The Russian parliament has moved to tighten already stringent restrictions on the discussion of LGBTQ rights and relationships.
A draft bill calling for the broadening of a 2013 ban on the “promotion of non-traditional sexual relations” to minors, widely referred to as the “gay propaganda” bill, was announced on the website of the parliament, or Duma, on Monday.
The bill would ban public discussion of LGBTQ relationships in a positive or neutral light, and any LGBTQ content in cinemas.
After Russia withdrew in March from the Council of Europe, a human rights watchdog, Parliament Speaker and Putin ally Vyacheslav Volodin said “demands to legalise same-sex marriages in Russia have become a thing of the past” and that “attempts to impose alien values on our society have failed”.
Pro-Kremlin figures have repeatedly pitched the ongoing war in Ukraine as a battle against “Western values,” which they say include LGBTQ visibility and rights.
Following the fall of the Soviet Union in 1991, Russia liberalized some of its anti-LGBT laws.
Most notably, homosexual relationships were decriminalized in 1993. Transgender Russians have also been allowed to change their legal gender on identity documents since 1997, although there are many obstacles to the process and invasive surgical requirements remain in place.
Despite these liberalization trends during the immediate post-Soviet period, in recent years, Russian authorities have routinely denied permits for Pride parades, intimidated and arrested LGBT activists and condoned anti-LGBT statements by government officials
On Sunday, Apti Alaudinov, the commander of Chechen forces fighting for Russia, praised Russian President Vladimir Putin’s invasion of Ukraine, calling it a “holy war” against the “Satanic” values of Europe and the United States as well as the LGBTQ community.
Alaudinov made the remarks during a recent segment of Russia’s state-run Russia-1 television channel. A clip of his remarks were shared to Twitter on Sunday by Julia Davis, a columnist for The Daily Beast and creator of the Russian Media Monitor. Chechnya, where Alaudinov hails from, is a Republic of Russia under the jurisdiction of Moscow.
In his comments, the Chechen commander praised Putin for standing up against the West and NATO, describing them as evil. He praised the Russian president for preventing LGBTQ rights from advancing in their country, contending that the fight in Ukraine was a war against the marginalized community.
This is a holy war our saints and elders spoke of,” Alaudinov asserted, who went on to say that he praises God to live in Russia and that the country is led by Putin. “He is the man that refused to accept the so-called European values,” the commander added.
“In reality, those are Satanist values that are imposed on the entire world,” he said.

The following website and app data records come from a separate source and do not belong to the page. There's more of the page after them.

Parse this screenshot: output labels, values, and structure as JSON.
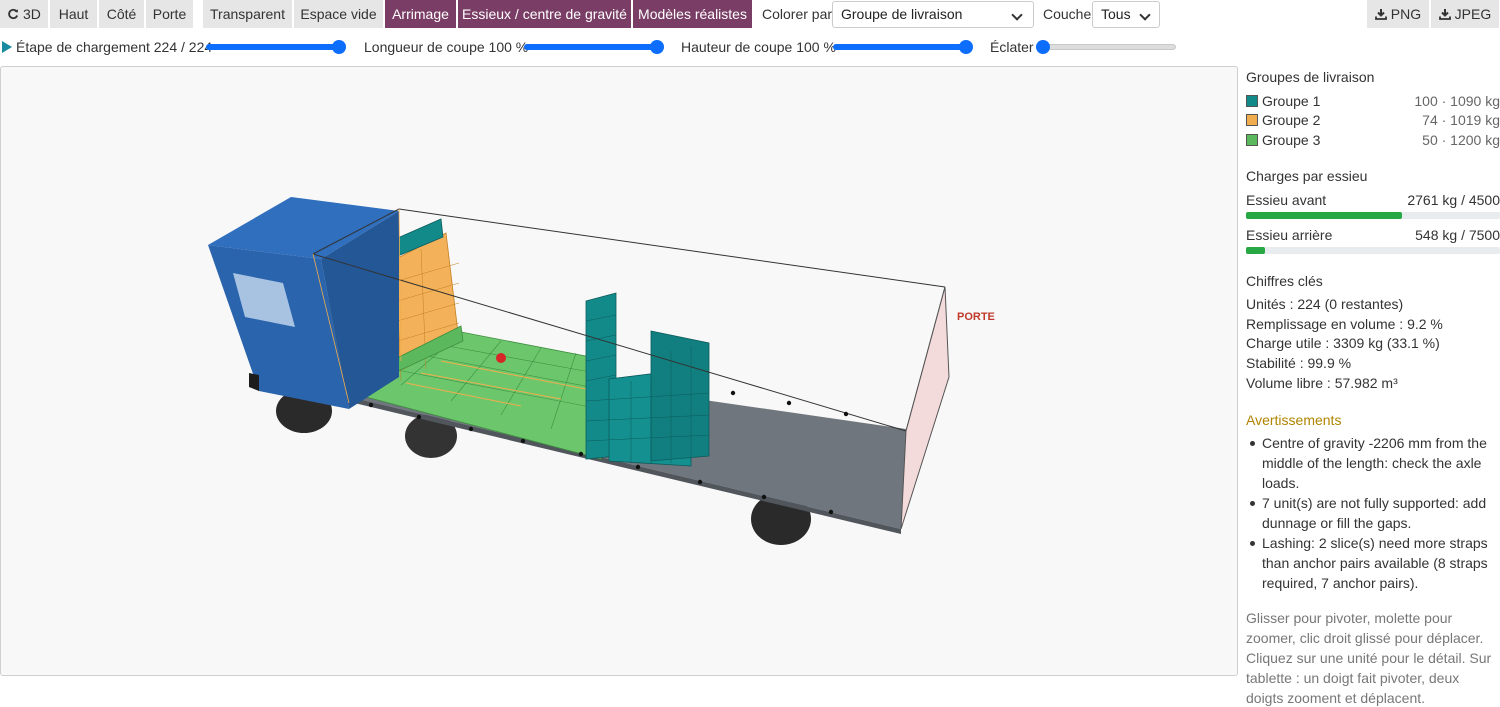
{
  "toolbar": {
    "view_buttons": [
      "3D",
      "Haut",
      "Côté",
      "Porte"
    ],
    "mode_buttons": [
      "Transparent",
      "Espace vide",
      "Arrimage",
      "Essieux / centre de gravité",
      "Modèles réalistes"
    ],
    "color_by_label": "Colorer par",
    "color_by_value": "Groupe de livraison",
    "layer_label": "Couche",
    "layer_value": "Tous",
    "export_png": "PNG",
    "export_jpeg": "JPEG"
  },
  "sliders": {
    "step_label": "Étape de chargement 224 / 224",
    "step_value": 1.0,
    "cut_length_label": "Longueur de coupe 100 %",
    "cut_length_value": 1.0,
    "cut_height_label": "Hauteur de coupe 100 %",
    "cut_height_value": 1.0,
    "explode_label": "Éclater",
    "explode_value": 0.0
  },
  "viewport": {
    "door_label": "PORTE"
  },
  "panel": {
    "groups_title": "Groupes de livraison",
    "groups": [
      {
        "name": "Groupe 1",
        "value": "100 · 1090 kg",
        "color": "#138a8a"
      },
      {
        "name": "Groupe 2",
        "value": "74 · 1019 kg",
        "color": "#f0ad4e"
      },
      {
        "name": "Groupe 3",
        "value": "50 · 1200 kg",
        "color": "#5cb85c"
      }
    ],
    "axles_title": "Charges par essieu",
    "axles": [
      {
        "name": "Essieu avant",
        "value": "2761 kg / 4500",
        "ratio": 0.614
      },
      {
        "name": "Essieu arrière",
        "value": "548 kg / 7500",
        "ratio": 0.073
      }
    ],
    "key_figures_title": "Chiffres clés",
    "key_figures": [
      "Unités : 224 (0 restantes)",
      "Remplissage en volume : 9.2 %",
      "Charge utile : 3309 kg (33.1 %)",
      "Stabilité : 99.9 %",
      "Volume libre : 57.982 m³"
    ],
    "warnings_title": "Avertissements",
    "warnings": [
      "Centre of gravity -2206 mm from the middle of the length: check the axle loads.",
      "7 unit(s) are not fully supported: add dunnage or fill the gaps.",
      "Lashing: 2 slice(s) need more straps than anchor pairs available (8 straps required, 7 anchor pairs)."
    ],
    "help_text": "Glisser pour pivoter, molette pour zoomer, clic droit glissé pour déplacer. Cliquez sur une unité pour le détail. Sur tablette : un doigt fait pivoter, deux doigts zooment et déplacent."
  },
  "colors": {
    "accent": "#7a3e66",
    "slider": "#0d6efd",
    "group1": "#138a8a",
    "group2": "#f0ad4e",
    "group3": "#5cb85c",
    "axle_fill": "#28a745",
    "warning": "#b08400",
    "cab": "#2a64ad"
  },
  "icons": {
    "view_3d": "rotate-icon",
    "export": "download-icon",
    "play": "play-icon",
    "dropdown": "chevron-down-icon"
  }
}
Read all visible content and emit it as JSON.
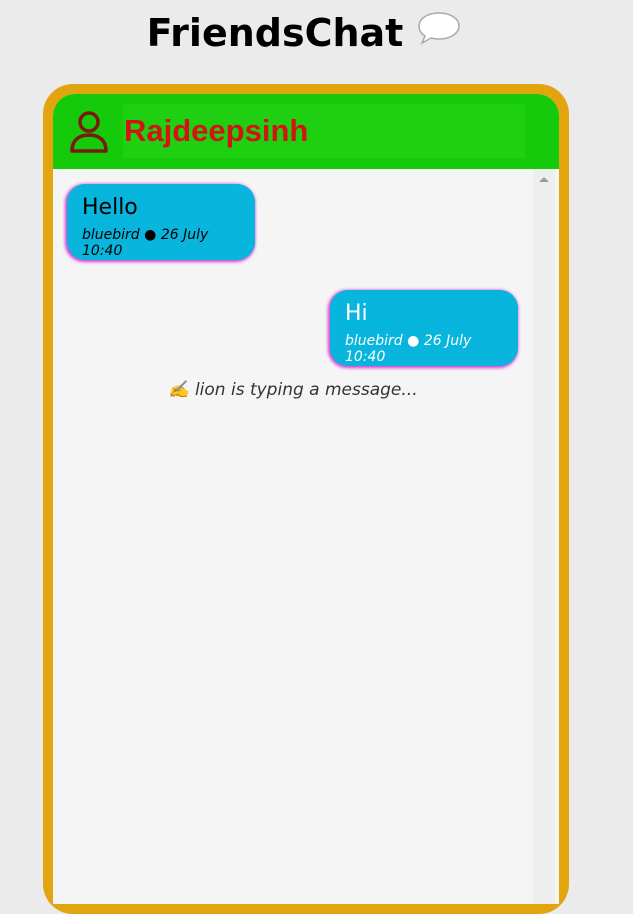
{
  "app": {
    "title": "FriendsChat",
    "title_icon": "speech-bubble-icon"
  },
  "chat": {
    "contact_name": "Rajdeepsinh",
    "contact_icon": "user-icon",
    "messages": [
      {
        "text": "Hello",
        "sender": "bluebird",
        "separator": "●",
        "time": "26 July 10:40",
        "direction": "incoming"
      },
      {
        "text": "Hi",
        "sender": "bluebird",
        "separator": "●",
        "time": "26 July 10:40",
        "direction": "outgoing"
      }
    ],
    "typing_indicator": "✍️ lion is typing a message..."
  },
  "colors": {
    "page_bg": "#ebebeb",
    "frame": "#e2a40f",
    "header": "#15c90b",
    "name_text": "#d41414",
    "bubble": "#08b5dd",
    "bubble_glow": "#d53bd6"
  }
}
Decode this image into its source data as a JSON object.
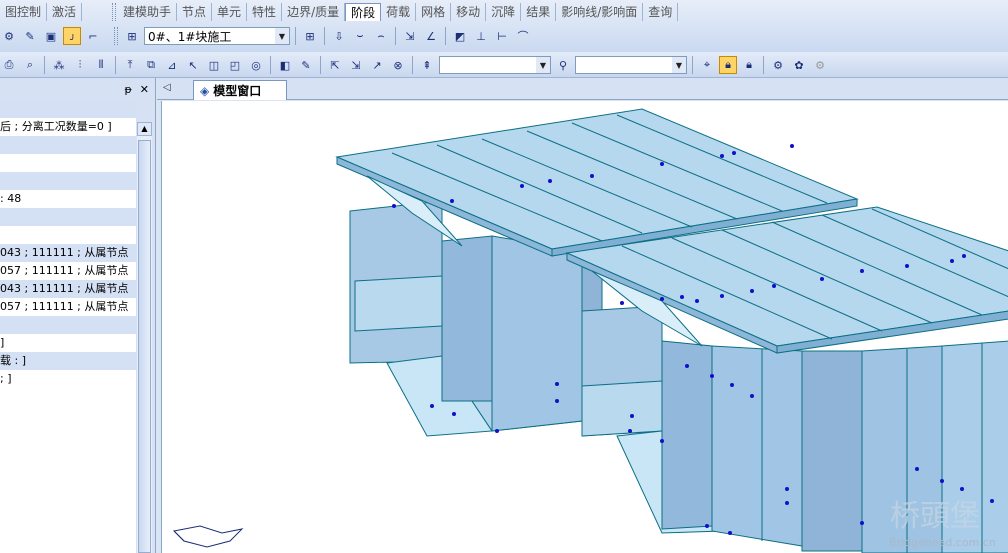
{
  "menu_tabs": [
    "图控制",
    "激活"
  ],
  "main_tabs": [
    "建模助手",
    "节点",
    "单元",
    "特性",
    "边界/质量",
    "阶段",
    "荷载",
    "网格",
    "移动",
    "沉降",
    "结果",
    "影响线/影响面",
    "查询"
  ],
  "active_tab": "阶段",
  "stage_select": "0#、1#块施工",
  "left_pane": {
    "pin_glyph": "ᵽ",
    "close_glyph": "✕",
    "lines": [
      "",
      "后 ; 分离工况数量=0 ]",
      "",
      "",
      "",
      ": 48",
      "",
      "",
      "043 ; 111111 ; 从属节点",
      "057 ; 111111 ; 从属节点",
      "043 ; 111111 ; 从属节点",
      "057 ; 111111 ; 从属节点",
      "",
      "]",
      "载 : ]",
      "; ]"
    ]
  },
  "doc_tab": {
    "label": "模型窗口",
    "nav": "◁"
  },
  "watermark": {
    "cn": "桥頭堡",
    "en": "Bridgehead.com.cn"
  },
  "colors": {
    "face_light": "#b9d9ef",
    "face_mid": "#9fc2e0",
    "edge": "#0b6f85",
    "node": "#1010cc"
  }
}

Alaudinov noted that he is “grateful” that Putin is following the values of “the Most High,” referring to God. “We are not under the flags of the LGBT and as long as he’s alive, we won’t be under those flags.”